- Task prompt -
Extract all lines from the data beneath that include the word "count".

- Records for this exercise -
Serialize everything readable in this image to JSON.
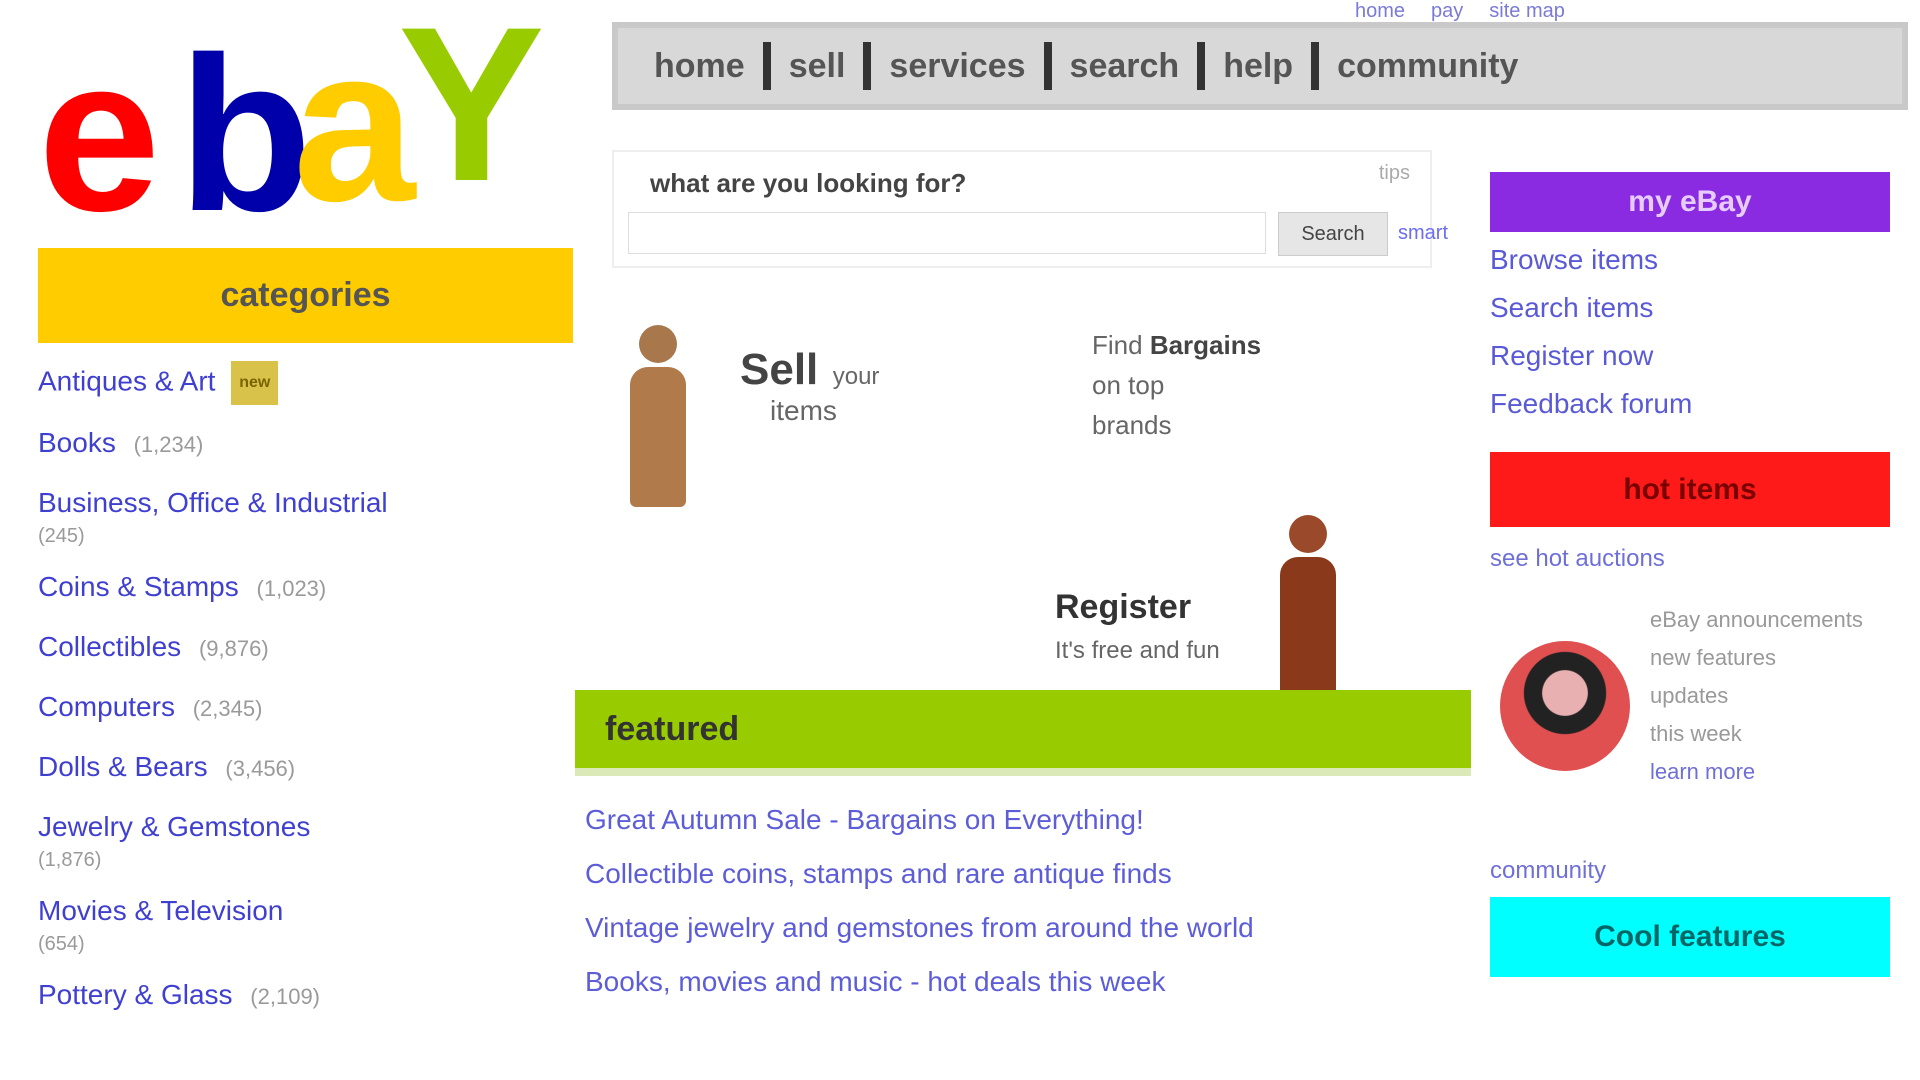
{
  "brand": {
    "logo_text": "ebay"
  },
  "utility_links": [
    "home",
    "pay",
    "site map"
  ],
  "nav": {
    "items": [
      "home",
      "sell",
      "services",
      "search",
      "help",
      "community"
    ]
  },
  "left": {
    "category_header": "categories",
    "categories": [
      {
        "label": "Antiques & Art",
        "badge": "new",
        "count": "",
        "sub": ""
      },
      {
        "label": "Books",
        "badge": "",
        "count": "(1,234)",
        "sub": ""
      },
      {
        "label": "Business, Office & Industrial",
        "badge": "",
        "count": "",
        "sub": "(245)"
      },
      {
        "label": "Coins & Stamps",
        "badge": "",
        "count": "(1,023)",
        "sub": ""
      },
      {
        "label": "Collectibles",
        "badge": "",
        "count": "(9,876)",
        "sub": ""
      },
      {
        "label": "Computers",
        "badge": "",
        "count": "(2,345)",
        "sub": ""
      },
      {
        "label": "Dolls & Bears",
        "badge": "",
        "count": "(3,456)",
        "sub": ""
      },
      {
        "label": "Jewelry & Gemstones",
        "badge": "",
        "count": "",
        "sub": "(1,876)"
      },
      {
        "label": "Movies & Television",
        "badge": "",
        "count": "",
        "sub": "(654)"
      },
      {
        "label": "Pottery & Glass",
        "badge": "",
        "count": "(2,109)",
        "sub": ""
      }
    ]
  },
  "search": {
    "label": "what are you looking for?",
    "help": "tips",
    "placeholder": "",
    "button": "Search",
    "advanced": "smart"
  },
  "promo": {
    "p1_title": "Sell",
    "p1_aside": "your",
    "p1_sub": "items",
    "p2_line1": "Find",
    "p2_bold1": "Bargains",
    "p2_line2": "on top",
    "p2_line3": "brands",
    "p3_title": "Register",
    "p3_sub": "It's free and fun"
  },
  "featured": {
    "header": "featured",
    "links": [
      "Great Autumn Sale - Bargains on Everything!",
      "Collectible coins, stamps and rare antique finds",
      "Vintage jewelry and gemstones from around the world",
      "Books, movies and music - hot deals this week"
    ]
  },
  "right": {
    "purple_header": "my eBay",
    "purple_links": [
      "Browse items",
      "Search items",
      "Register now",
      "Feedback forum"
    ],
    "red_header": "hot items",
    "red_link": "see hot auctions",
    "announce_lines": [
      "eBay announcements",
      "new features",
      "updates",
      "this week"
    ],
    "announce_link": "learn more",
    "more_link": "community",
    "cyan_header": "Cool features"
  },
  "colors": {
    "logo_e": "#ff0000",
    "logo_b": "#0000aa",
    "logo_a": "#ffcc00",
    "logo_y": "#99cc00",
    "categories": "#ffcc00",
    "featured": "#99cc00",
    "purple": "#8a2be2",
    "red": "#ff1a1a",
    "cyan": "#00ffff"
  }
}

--

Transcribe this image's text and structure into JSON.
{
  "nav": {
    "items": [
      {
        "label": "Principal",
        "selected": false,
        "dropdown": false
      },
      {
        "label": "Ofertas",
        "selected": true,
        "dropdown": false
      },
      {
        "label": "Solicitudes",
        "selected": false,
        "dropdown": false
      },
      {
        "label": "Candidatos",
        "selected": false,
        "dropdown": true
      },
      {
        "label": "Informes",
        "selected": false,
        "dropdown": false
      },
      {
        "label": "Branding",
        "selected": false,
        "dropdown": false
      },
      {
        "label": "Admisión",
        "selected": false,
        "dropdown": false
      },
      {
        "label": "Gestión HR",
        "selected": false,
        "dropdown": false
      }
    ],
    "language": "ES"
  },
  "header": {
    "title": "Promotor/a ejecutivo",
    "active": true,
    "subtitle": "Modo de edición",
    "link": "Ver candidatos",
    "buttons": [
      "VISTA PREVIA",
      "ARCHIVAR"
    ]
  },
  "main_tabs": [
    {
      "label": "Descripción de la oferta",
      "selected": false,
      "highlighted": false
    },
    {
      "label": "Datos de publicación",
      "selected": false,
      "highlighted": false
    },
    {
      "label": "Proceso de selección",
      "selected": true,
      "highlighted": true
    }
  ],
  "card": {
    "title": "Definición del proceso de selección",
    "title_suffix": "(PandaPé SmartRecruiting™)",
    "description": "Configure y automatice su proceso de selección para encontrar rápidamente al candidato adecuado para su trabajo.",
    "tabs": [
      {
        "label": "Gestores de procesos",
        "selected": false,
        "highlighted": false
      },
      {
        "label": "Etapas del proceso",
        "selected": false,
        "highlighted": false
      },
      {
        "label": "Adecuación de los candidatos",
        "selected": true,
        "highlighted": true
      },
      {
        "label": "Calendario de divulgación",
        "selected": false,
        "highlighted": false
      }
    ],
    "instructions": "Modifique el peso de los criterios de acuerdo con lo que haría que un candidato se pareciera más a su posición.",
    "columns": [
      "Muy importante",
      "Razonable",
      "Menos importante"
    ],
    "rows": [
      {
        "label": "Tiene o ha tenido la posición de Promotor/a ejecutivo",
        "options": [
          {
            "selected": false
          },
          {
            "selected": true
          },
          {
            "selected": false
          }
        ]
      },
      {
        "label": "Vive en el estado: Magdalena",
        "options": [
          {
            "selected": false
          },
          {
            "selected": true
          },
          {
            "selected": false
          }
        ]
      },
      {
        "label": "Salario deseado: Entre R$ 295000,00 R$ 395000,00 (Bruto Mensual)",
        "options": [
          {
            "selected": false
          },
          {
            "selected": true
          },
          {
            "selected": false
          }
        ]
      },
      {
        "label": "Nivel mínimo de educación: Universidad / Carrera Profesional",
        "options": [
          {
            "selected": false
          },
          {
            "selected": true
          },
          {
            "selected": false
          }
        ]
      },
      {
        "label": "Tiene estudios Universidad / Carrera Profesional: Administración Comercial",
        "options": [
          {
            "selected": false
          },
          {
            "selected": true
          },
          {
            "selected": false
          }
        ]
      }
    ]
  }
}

- Completed exercise -
        "count": "",
        "count": "(1,234)",
        "count": "",
        "count": "(1,023)",
        "count": "(9,876)",
        "count": "(2,345)",
        "count": "(3,456)",
        "count": "",
        "count": "",
        "count": "(2,109)",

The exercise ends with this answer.